Look through the entries that follow and return each line that has the string "MainActivity".

[Interface dataset entries]

=== Section Start ===

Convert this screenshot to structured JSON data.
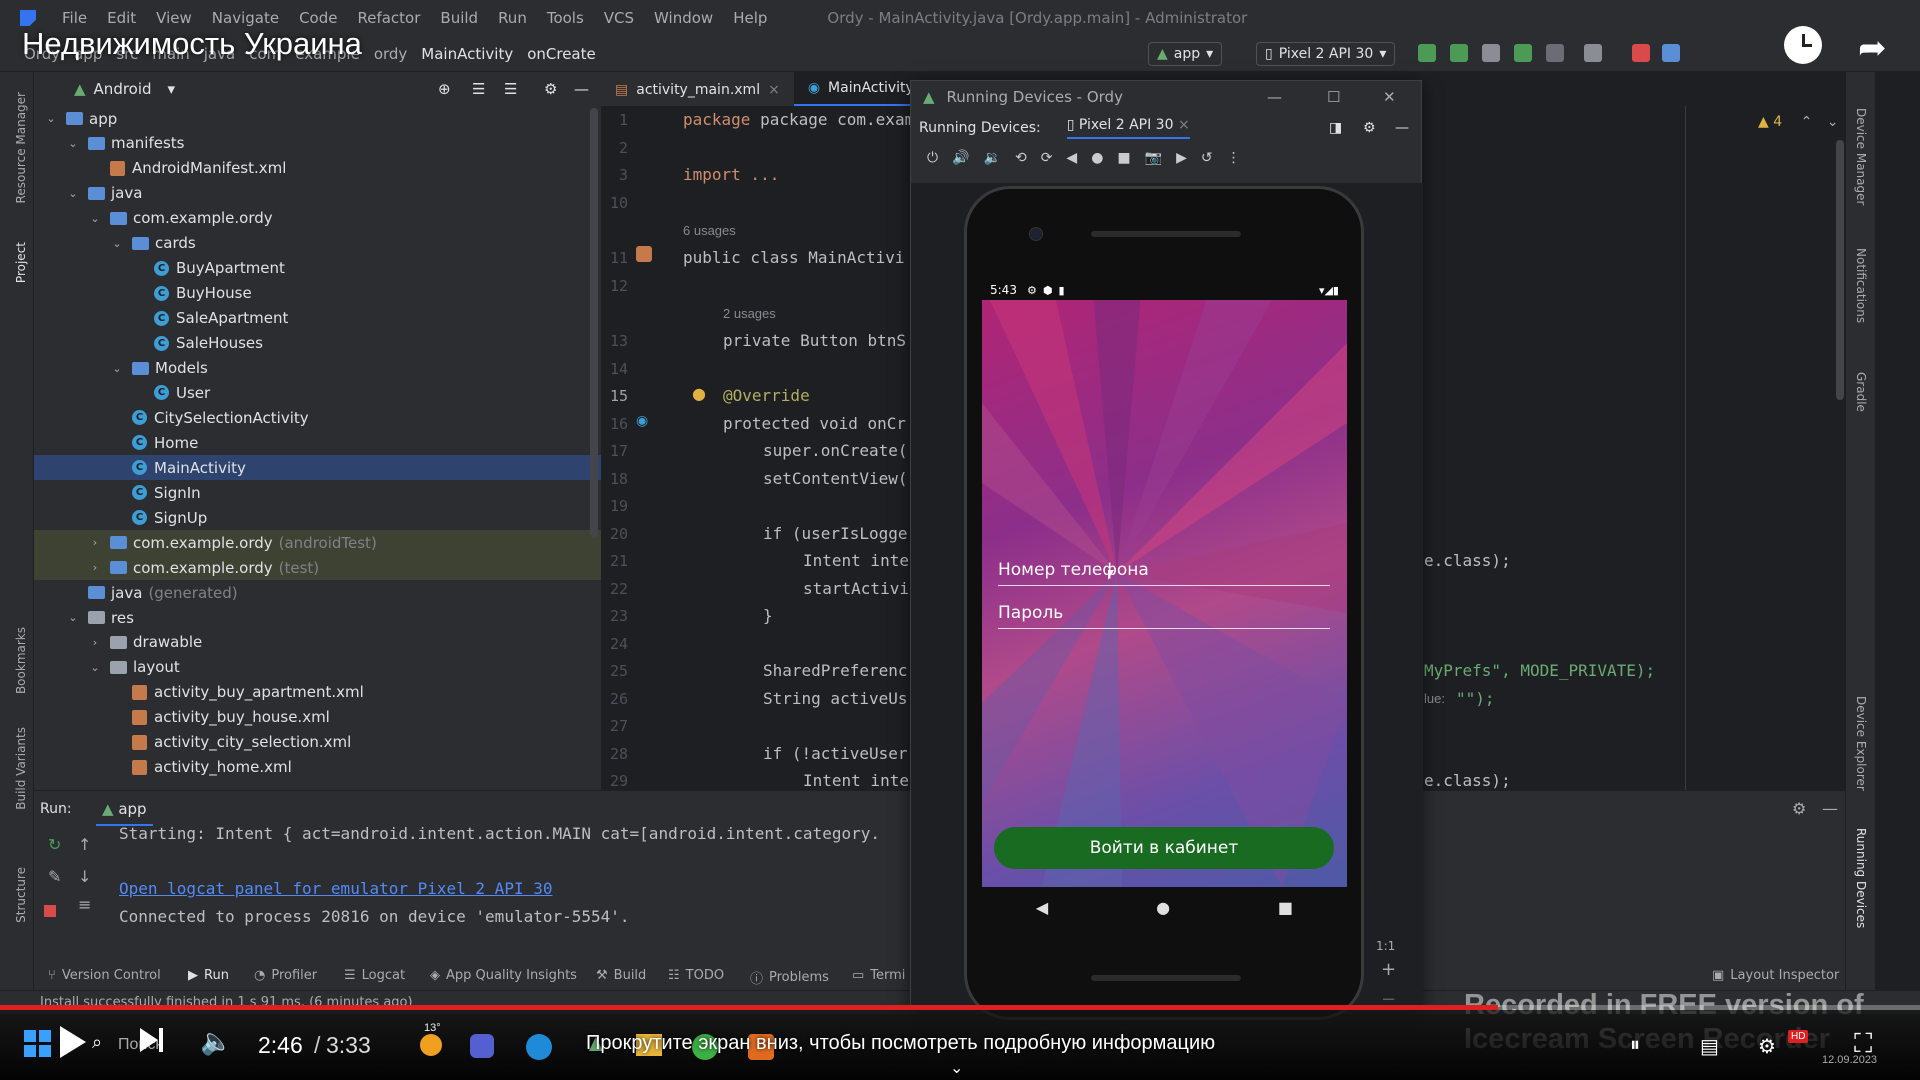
{
  "video": {
    "title": "Недвижимость Украина",
    "hint": "Прокрутите экран вниз, чтобы посмотреть подробную информацию",
    "time_current": "2:46",
    "time_separator": "/",
    "time_total": "3:33",
    "progress_percent": 78,
    "watermark": "Recorded in FREE version of Icecream Screen Recorder",
    "hd_badge": "HD",
    "taskbar_search": "Поиск",
    "taskbar_weather": "13°",
    "taskbar_date": "12.09.2023"
  },
  "menubar": {
    "items": [
      "File",
      "Edit",
      "View",
      "Navigate",
      "Code",
      "Refactor",
      "Build",
      "Run",
      "Tools",
      "VCS",
      "Window",
      "Help"
    ],
    "window_title": "Ordy - MainActivity.java [Ordy.app.main] - Administrator"
  },
  "toolbar": {
    "breadcrumb": [
      "Ordy",
      "app",
      "src",
      "main",
      "java",
      "com",
      "example",
      "ordy",
      "MainActivity",
      "onCreate"
    ],
    "run_config": "app",
    "device": "Pixel 2 API 30"
  },
  "project": {
    "view": "Android",
    "tree": [
      {
        "label": "app",
        "depth": 0,
        "kind": "folder",
        "chev": "v"
      },
      {
        "label": "manifests",
        "depth": 1,
        "kind": "folder",
        "chev": "v"
      },
      {
        "label": "AndroidManifest.xml",
        "depth": 2,
        "kind": "xml",
        "chev": ""
      },
      {
        "label": "java",
        "depth": 1,
        "kind": "folder",
        "chev": "v"
      },
      {
        "label": "com.example.ordy",
        "depth": 2,
        "kind": "folder",
        "chev": "v"
      },
      {
        "label": "cards",
        "depth": 3,
        "kind": "folder",
        "chev": "v"
      },
      {
        "label": "BuyApartment",
        "depth": 4,
        "kind": "class",
        "chev": ""
      },
      {
        "label": "BuyHouse",
        "depth": 4,
        "kind": "class",
        "chev": ""
      },
      {
        "label": "SaleApartment",
        "depth": 4,
        "kind": "class",
        "chev": ""
      },
      {
        "label": "SaleHouses",
        "depth": 4,
        "kind": "class",
        "chev": ""
      },
      {
        "label": "Models",
        "depth": 3,
        "kind": "folder",
        "chev": "v"
      },
      {
        "label": "User",
        "depth": 4,
        "kind": "class",
        "chev": ""
      },
      {
        "label": "CitySelectionActivity",
        "depth": 3,
        "kind": "class",
        "chev": ""
      },
      {
        "label": "Home",
        "depth": 3,
        "kind": "class",
        "chev": ""
      },
      {
        "label": "MainActivity",
        "depth": 3,
        "kind": "class",
        "chev": "",
        "selected": true
      },
      {
        "label": "SignIn",
        "depth": 3,
        "kind": "class",
        "chev": ""
      },
      {
        "label": "SignUp",
        "depth": 3,
        "kind": "class",
        "chev": ""
      },
      {
        "label": "com.example.ordy",
        "suffix": "(androidTest)",
        "depth": 2,
        "kind": "folder",
        "chev": ">",
        "hl": true
      },
      {
        "label": "com.example.ordy",
        "suffix": "(test)",
        "depth": 2,
        "kind": "folder",
        "chev": ">",
        "hl": true
      },
      {
        "label": "java",
        "suffix": "(generated)",
        "depth": 1,
        "kind": "folder",
        "chev": ""
      },
      {
        "label": "res",
        "depth": 1,
        "kind": "folder",
        "chev": "v"
      },
      {
        "label": "drawable",
        "depth": 2,
        "kind": "folder",
        "chev": ">"
      },
      {
        "label": "layout",
        "depth": 2,
        "kind": "folder",
        "chev": "v"
      },
      {
        "label": "activity_buy_apartment.xml",
        "depth": 3,
        "kind": "xml",
        "chev": ""
      },
      {
        "label": "activity_buy_house.xml",
        "depth": 3,
        "kind": "xml",
        "chev": ""
      },
      {
        "label": "activity_city_selection.xml",
        "depth": 3,
        "kind": "xml",
        "chev": ""
      },
      {
        "label": "activity_home.xml",
        "depth": 3,
        "kind": "xml",
        "chev": ""
      }
    ]
  },
  "editor": {
    "tabs": [
      "activity_main.xml",
      "MainActivity.ja"
    ],
    "warning_count": "4",
    "line_numbers": [
      "1",
      "2",
      "3",
      "10",
      "11",
      "12",
      "13",
      "14",
      "15",
      "16",
      "17",
      "18",
      "19",
      "20",
      "21",
      "22",
      "23",
      "24",
      "25",
      "26",
      "27",
      "28",
      "29"
    ],
    "current_line": "15",
    "usage_hints": [
      "6 usages",
      "2 usages"
    ],
    "code": {
      "l1": "package com.example.ord",
      "l3": "import ...",
      "l11": "public class MainActivi",
      "l13": "private Button btnS",
      "l15": "@Override",
      "l16": "protected void onCr",
      "l17": "super.onCreate(",
      "l18": "setContentView(",
      "l20": "if (userIsLogge",
      "l21": "Intent inte",
      "l22": "startActivi",
      "l23": "}",
      "l25": "SharedPreferenc",
      "l26": "String activeUs",
      "l28": "if (!activeUser",
      "l29": "Intent inte",
      "r21": "e.class);",
      "r25": "MyPrefs\", MODE_PRIVATE);",
      "r26_hint": "lue:",
      "r26": "\"\");",
      "r29": "e.class);"
    }
  },
  "running_devices": {
    "window_title": "Running Devices - Ordy",
    "tab_label": "Running Devices:",
    "device_tab": "Pixel 2 API 30",
    "zoom_label": "1:1"
  },
  "phone": {
    "time": "5:43",
    "phone_field": "Номер телефона",
    "password_field": "Пароль",
    "login_button": "Войти в кабинет"
  },
  "run": {
    "label": "Run:",
    "config": "app",
    "lines": [
      "Starting: Intent { act=android.intent.action.MAIN cat=[android.intent.category.",
      "Open logcat panel for emulator Pixel 2 API 30",
      "Connected to process 20816 on device 'emulator-5554'."
    ]
  },
  "bottom_tabs": [
    "Version Control",
    "Run",
    "Profiler",
    "Logcat",
    "App Quality Insights",
    "Build",
    "TODO",
    "Problems",
    "Termi",
    "Layout Inspector"
  ],
  "status": {
    "message": "Install successfully finished in 1 s 91 ms. (6 minutes ago)"
  },
  "side_labels": {
    "left": [
      "Resource Manager",
      "Project",
      "Bookmarks",
      "Build Variants",
      "Structure"
    ],
    "right": [
      "Device Manager",
      "Notifications",
      "Gradle",
      "Device Explorer",
      "Running Devices"
    ]
  },
  "colors": {
    "accent": "#3574f0",
    "selection": "#2e436e",
    "login_button": "#1a6b22",
    "progress": "#e02020"
  }
}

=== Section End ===

*Solved exercise:*
    "window_title": "Ordy - MainActivity.java [Ordy.app.main] - Administrator"
      "MainActivity",
        "label": "MainActivity",
      "MainActivity.ja"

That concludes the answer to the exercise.